Software and Platform Engineering Skills for Data Scientists
After our fireside chats, we have async AMAs with our guests on our community slack. A lot tends to happen there so join us if you’re interested in such conversations! This week, for example, Hugo asked
It was really fun chatting about SWE skills for data scientists. I'm wondering what advice you would give data scientists who are interested in becoming platform engineers and vice versa?
And Russell replied as follows:
right back at ya Hugo!
my advice would be that it’ll certainly pay dividends regardless of which end of that continuum you’re coming from – if it’s something that interests you, dive right in!

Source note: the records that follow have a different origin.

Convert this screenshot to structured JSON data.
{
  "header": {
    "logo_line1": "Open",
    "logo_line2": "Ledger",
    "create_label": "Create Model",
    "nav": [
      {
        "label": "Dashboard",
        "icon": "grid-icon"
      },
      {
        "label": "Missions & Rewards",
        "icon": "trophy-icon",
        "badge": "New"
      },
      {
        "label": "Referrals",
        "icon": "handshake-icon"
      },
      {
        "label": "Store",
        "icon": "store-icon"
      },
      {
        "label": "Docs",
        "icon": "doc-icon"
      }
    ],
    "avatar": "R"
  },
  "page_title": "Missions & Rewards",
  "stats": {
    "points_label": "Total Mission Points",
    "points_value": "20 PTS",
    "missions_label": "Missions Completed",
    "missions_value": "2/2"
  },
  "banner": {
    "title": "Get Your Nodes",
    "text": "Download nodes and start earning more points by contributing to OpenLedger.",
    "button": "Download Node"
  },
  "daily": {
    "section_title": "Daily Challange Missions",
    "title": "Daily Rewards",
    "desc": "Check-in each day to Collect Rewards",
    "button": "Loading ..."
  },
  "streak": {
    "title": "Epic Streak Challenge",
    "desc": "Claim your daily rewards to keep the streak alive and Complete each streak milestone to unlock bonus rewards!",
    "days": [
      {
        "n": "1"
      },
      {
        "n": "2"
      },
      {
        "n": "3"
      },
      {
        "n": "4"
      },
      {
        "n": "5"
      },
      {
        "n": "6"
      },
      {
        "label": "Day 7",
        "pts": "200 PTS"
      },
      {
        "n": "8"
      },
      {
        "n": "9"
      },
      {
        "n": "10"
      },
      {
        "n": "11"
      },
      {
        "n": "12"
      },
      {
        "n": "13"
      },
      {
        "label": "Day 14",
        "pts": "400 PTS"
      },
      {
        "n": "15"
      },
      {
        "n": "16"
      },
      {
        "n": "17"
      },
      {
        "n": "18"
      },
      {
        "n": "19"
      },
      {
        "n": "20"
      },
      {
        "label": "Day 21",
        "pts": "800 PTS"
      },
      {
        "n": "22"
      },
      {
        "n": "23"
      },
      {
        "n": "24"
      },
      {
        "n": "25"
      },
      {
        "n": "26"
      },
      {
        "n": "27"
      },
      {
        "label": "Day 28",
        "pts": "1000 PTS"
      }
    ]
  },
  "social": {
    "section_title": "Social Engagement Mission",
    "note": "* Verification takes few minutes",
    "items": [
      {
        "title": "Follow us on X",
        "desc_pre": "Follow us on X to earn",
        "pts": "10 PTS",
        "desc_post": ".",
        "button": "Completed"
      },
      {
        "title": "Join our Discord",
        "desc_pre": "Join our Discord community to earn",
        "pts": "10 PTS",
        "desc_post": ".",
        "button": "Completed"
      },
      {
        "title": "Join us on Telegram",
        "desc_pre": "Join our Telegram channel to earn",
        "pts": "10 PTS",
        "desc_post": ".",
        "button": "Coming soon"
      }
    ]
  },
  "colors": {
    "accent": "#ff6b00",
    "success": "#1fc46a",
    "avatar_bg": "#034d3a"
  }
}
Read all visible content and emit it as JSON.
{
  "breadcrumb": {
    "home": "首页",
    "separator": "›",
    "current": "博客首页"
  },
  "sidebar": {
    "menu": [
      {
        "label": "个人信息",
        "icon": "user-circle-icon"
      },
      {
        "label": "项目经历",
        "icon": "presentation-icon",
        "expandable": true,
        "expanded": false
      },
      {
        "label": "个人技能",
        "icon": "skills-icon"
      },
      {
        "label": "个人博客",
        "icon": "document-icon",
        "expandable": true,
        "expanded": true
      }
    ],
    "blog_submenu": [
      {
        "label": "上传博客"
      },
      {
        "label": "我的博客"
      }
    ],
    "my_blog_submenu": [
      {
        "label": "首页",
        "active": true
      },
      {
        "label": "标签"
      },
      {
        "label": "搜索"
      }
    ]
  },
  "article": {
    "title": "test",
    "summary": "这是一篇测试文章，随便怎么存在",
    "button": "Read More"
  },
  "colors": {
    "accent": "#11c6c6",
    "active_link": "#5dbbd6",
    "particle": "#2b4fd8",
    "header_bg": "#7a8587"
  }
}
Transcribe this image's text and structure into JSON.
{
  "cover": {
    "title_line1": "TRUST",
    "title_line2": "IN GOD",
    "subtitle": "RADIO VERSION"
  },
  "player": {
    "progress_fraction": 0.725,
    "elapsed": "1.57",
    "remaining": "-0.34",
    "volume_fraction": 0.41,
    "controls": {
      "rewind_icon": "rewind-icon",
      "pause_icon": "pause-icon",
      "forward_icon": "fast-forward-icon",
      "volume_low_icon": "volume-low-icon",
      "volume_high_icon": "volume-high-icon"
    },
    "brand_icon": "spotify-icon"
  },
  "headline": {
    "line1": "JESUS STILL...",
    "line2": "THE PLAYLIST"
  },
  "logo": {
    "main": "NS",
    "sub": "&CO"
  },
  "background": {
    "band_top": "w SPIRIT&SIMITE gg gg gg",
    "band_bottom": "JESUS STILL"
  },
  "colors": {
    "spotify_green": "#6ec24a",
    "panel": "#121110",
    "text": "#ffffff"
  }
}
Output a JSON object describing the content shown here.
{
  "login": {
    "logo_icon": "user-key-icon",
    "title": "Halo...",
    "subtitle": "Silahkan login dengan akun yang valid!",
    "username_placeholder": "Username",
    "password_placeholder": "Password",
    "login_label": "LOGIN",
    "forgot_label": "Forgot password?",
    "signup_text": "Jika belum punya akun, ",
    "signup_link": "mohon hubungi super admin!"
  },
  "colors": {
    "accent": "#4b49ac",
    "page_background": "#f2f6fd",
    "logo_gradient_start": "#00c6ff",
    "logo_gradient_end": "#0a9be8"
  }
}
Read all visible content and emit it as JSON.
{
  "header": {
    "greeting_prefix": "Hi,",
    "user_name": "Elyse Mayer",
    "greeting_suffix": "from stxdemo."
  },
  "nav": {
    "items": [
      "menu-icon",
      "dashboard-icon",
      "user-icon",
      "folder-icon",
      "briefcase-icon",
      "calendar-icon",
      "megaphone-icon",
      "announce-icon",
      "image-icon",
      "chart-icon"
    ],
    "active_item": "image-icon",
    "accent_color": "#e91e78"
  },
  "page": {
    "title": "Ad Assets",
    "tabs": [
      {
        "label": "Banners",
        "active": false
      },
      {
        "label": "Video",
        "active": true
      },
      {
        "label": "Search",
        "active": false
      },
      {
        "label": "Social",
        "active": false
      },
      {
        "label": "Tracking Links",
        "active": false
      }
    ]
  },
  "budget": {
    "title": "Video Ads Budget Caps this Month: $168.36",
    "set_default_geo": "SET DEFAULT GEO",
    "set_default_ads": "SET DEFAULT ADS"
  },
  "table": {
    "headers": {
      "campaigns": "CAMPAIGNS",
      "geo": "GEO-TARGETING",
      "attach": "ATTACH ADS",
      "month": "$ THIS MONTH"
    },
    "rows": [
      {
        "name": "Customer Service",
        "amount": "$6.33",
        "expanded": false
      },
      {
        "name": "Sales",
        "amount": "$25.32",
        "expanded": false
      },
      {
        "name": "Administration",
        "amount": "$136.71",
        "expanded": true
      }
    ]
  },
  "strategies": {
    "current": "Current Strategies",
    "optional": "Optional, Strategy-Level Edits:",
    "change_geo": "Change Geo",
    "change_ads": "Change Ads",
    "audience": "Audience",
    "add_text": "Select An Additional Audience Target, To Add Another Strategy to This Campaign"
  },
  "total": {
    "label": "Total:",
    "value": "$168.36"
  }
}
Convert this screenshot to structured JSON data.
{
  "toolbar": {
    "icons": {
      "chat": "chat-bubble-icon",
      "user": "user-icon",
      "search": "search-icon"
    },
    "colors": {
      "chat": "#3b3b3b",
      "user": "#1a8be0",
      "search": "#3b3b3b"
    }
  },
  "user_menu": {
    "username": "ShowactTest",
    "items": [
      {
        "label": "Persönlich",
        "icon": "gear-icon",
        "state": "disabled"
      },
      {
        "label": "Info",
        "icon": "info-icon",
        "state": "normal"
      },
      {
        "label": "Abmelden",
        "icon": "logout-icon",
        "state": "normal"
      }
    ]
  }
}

there’s tons of value in having a “T-shaped” skillset, with a bit of exposure across the stack outside of your norm, even if it’s just helping you more effectively communicate across teams. I’m a fan of the philosophy outlined here.
more concretely for each, I’d say:
DS ➡️ Platform Eng
Get exposure to the infra that you’re already working with and using day-to-day (and is likely abstracted away a fair bit) – things like containerization, distributed processing, job schedulers/orchestration, monitoring/alerting, software-defined networking, and security. It can be easy to take for granted the complexity of infra, especially when it’s working well! Pick something you use, and try to dig down into its constituent parts – e.g. if you’re using a cloud-based VSCode devcontainer, how is that provisioned onto hardware? How are you connecting to that hardware? Does it use a public IP or a service like AWS SSM for secure communication? Does it go through your company Okta SSO or another means of authentication with TTL? Peel back the abstraction layers to try to understand how your tools fit together into a platform.
Platform Eng ➡️ DS
Investigate pain points you hear talking with your DS/ML teams – it’s nice to have collaboration, they’ll likely be super grateful for the help, and along the way you can gain exposure to the types of problems the business is trying to solve. From those problems, find one that sounds interesting to you and use it as a creative outlet to apply what you’re learning and try to replicate some modeling techniques. Think if there are any unique new features you could add, try them out, and realize that you might have an entirely different perspective or novel insight into the business process that the DS might not have had! Share your findings and ask for help critiquing the model/features!
Join us on slack for more such conversations and also join us for our next fireside chat: Navigating the Full Stack of Machine Learning with Ethan Rosenthal (Square). We’ll be discussing the wild west of full stack machine learning and how to make sense of all the feature stores, metric layers, model monitoring, and more with a view to deciphering what mental models, tools, and abstraction layers are most helpful in delivering actual ROI using ML. You can sign up here!